SpIRIT of science: University of Melbourne-led satellite mission launch countdown begins

The SpIRIT nanosatellite will be blasted into orbit on a Space X Falcon-9 rocket later this year: illustrative render.

A satellite mission led by the University of Melbourne and supported by the Australian Space Agency is beginning its journey to orbit after it passed tests to verify its performance and ensure it can stand the harsh environment of space.

The SpIRIT nanosatellite has left Australia for the Vandenberg Space Force Base in California to be blasted into orbit 550km above the Earth on a Space X Falcon-9 rocket later this year.

The Australian-made Space Industry Responsive Intelligent Thermal (SpIRIT in short) will be 30cm long during launch but in orbit will deploy solar panels and thermal radiators nearly a metre long.

SpIRIT, which is packed with miniaturised components, was developed by a co-funded consortium led by the Melbourne Space Laboratory at the University of Melbourne with the co-operation of the Italian Space Agency and the Italian National Institute of Astrophysics.

The Australian partners are Inovor Technologies, Neumann Space, Sitael Australia, and Nova Systems, while the Australian Space Agency supported the project with almost $7 million in grants.

SpIRIT is the first Australian satellite to carry a foreign space agency’s scientific instrument as its main payload – the Italian Space Agency’s HERMES X-ray detector to search for gamma rays, which are created when stars die or collide and for a moment emit more energy than an entire galaxy. SpIRIT will be part of a network of six satellites looking for the elusive rays as part of the HERMES Scientific Pathfinder Constellation mission.

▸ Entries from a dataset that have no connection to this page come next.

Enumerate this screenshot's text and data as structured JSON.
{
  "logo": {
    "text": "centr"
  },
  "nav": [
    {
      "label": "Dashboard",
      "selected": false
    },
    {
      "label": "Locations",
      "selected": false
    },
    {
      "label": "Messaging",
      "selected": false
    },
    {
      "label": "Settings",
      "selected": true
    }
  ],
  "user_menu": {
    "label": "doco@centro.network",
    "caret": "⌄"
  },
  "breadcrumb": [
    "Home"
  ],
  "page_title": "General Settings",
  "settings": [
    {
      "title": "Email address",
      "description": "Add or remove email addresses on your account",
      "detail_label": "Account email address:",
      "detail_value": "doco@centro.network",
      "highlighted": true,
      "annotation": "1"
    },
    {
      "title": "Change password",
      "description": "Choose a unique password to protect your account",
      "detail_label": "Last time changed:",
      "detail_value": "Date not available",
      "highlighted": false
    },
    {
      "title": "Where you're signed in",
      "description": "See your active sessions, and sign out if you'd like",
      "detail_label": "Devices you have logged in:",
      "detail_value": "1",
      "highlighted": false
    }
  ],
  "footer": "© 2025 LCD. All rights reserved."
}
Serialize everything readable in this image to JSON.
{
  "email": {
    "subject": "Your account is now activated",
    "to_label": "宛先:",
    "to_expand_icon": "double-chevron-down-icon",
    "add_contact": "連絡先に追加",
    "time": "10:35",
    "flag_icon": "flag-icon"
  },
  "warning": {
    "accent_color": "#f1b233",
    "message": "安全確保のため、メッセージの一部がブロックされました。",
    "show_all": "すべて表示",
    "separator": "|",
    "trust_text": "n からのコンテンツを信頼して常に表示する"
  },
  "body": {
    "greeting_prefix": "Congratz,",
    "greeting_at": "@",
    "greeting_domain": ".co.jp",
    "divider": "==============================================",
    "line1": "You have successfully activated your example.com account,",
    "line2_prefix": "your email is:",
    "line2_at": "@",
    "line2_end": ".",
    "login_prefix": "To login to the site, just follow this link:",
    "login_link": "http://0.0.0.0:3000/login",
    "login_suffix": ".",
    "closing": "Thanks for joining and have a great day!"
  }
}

The mission will also test a University of Melbourne thermal control system that lets nanosatellites host sensitive instruments requiring precise temperature control that otherwise could only fly on satellites ten times heavier.

The 11.5kg nanosatellite uses the popular CubeSat design as its framework and will carry cameras (including a selfie stick), guidance systems, an electric propulsion thruster and computers.

After its California launch, the team will then spend about four months testing and commissioning the satellite in the extreme conditions before full operations begin. SpIRIT is designed to work for about two years before returning to Earth to burn up on re-entry. Once in orbit, SpIRIT will commence its mission to demonstrate made-in-Australia technological innovations, and to investigate the mysteries of the cosmos through international scientific cooperation.

University of Melbourne Professor Michele Trenti, SpIRIT Mission Principal Investigator, said: “There is a growing role for big science in smaller craft, and in understanding the universe or relaying information around the world several small satellites can be more competitive than one big one. It will take time, but I’m looking forward to receiving images and scientific data back from SpIRIT. However, it is already an incredible achievement just to go through the full satellite development cycle.”

Italian Space Agency President Dr Teodoro Valente, said: “We are excited to combine the data expected from HERMES on SpIRIT with those from twin instruments on the ASI HERMES CubeSat constellation, to be launched in the near future. This cooperation with the University of Melbourne will enhance the global scientific return for the Italian community in investigating the highest energy phenomena of the universe.”

Australian Space Agency Head Enrico Palermo, said: “SpIRIT exemplifies the Australian space sector’s growing capability and readiness to collaborate with international partners. The Australian Space Agency is proud to back SpIRIT, and with new Australian technologies on board, this is an important demonstration of how we can contribute to international space programs.”

Dr Fabrizio Fiore, Scientific Co-ordinator of the HERMES Scientific Pathfinder Constellation, Italian National Institute of Astrophysics (INAF), said: “The X-ray and gamma ray spectrometer developed by INAF and its collaborators is a miniaturised by highly innovative payload, which will open the way to the realization of a sensitive and affordable all-sky monitor for high-energy transients such as gamma ray bursts and the electromagnetic counterparts of gravitational wave events. SpIRIT will thus be a crucial step in the path to bring multi-messenger astrophysics to maturity.”

Matthew Tetlow, CEO Inovor Technologies, which contributed its Apogee modular platform, said: “Inovor’s cutting-edge technology and rigorous testing campaigns are designed to build reliable satellites. SpIRIT is a testament to Australia’s ability to wholly design, build and test satellites. As the Australian space industry continues to ascend, we are not just witnessing history we are actively shaping it.”

Herve Astier, CEO Neumann Space, which contributed the electric propulsion system, said:
“We’re delighted to be part of this mission, showcasing our propulsion system integrated into the Inovor platform. Pioneering metal-based propulsion technology, the Neumann Drive contributes to in-orbit sustainability and paves the way for a future where our propulsion system can be refuelled in situ from space debris.”

Andrew Mannix, Nova Systems Executive General Manager Mission Solutions, said: “It’s great to be part of a dynamic team showcasing Australian capability and the ability of the team to work collaboratively on a national and international basis. We look forward to seeing the Nova Autonomous Intelligent Ground Station system at our Nova Space Precinct supporting this innovative Australian project.”